What this task involves — Copy every line of the entries that includes the word "nameVal".

↓↓↓

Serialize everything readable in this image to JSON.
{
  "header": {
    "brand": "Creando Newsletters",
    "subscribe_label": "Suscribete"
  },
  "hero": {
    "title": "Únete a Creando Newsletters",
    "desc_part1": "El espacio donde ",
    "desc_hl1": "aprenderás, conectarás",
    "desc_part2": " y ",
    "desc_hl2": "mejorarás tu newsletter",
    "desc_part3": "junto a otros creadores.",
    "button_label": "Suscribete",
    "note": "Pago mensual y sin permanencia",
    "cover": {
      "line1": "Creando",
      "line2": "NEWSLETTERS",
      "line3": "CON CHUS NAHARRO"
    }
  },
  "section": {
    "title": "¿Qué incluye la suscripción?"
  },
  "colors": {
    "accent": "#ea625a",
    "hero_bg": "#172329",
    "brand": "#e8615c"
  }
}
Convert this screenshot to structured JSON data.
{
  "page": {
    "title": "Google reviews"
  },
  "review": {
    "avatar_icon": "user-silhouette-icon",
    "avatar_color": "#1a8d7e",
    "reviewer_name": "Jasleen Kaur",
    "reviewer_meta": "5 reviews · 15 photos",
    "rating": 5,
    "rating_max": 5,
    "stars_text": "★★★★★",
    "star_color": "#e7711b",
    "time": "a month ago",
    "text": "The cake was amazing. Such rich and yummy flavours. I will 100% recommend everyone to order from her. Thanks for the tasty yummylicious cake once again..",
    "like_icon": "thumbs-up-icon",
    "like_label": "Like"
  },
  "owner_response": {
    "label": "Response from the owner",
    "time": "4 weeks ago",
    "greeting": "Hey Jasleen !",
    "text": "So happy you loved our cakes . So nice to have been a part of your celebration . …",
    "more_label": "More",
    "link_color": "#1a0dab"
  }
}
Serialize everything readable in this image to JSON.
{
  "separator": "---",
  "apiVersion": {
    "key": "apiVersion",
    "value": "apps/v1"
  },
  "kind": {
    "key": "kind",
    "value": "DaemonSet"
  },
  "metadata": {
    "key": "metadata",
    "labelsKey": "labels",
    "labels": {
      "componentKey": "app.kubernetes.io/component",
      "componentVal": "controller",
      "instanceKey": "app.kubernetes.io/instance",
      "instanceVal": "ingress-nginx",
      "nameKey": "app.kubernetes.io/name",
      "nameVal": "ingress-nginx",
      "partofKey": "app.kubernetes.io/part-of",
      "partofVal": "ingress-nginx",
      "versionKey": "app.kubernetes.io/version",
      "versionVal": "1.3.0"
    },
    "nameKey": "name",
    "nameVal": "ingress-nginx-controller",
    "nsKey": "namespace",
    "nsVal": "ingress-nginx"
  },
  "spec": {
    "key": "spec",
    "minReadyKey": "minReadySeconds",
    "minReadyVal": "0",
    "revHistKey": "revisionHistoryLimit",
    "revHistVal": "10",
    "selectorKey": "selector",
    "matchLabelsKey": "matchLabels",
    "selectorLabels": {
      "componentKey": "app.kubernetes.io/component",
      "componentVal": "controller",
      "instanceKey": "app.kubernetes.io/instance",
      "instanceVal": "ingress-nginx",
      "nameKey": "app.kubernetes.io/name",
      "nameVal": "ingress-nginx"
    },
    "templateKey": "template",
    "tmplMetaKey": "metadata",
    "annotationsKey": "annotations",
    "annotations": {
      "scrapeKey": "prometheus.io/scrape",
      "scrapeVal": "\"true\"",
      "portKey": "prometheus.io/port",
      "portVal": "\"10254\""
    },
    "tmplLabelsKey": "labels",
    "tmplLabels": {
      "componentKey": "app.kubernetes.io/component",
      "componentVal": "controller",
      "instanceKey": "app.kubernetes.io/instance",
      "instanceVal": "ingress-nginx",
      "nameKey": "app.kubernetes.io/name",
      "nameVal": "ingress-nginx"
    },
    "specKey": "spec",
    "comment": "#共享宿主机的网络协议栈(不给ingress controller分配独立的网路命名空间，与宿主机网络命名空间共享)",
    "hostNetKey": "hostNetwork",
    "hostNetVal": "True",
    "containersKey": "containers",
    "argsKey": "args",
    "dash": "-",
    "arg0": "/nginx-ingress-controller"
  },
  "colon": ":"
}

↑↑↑

Final answer —
      "nameVal": "ingress-nginx",
    "nameVal": "ingress-nginx-controller",
      "nameVal": "ingress-nginx"
      "nameVal": "ingress-nginx"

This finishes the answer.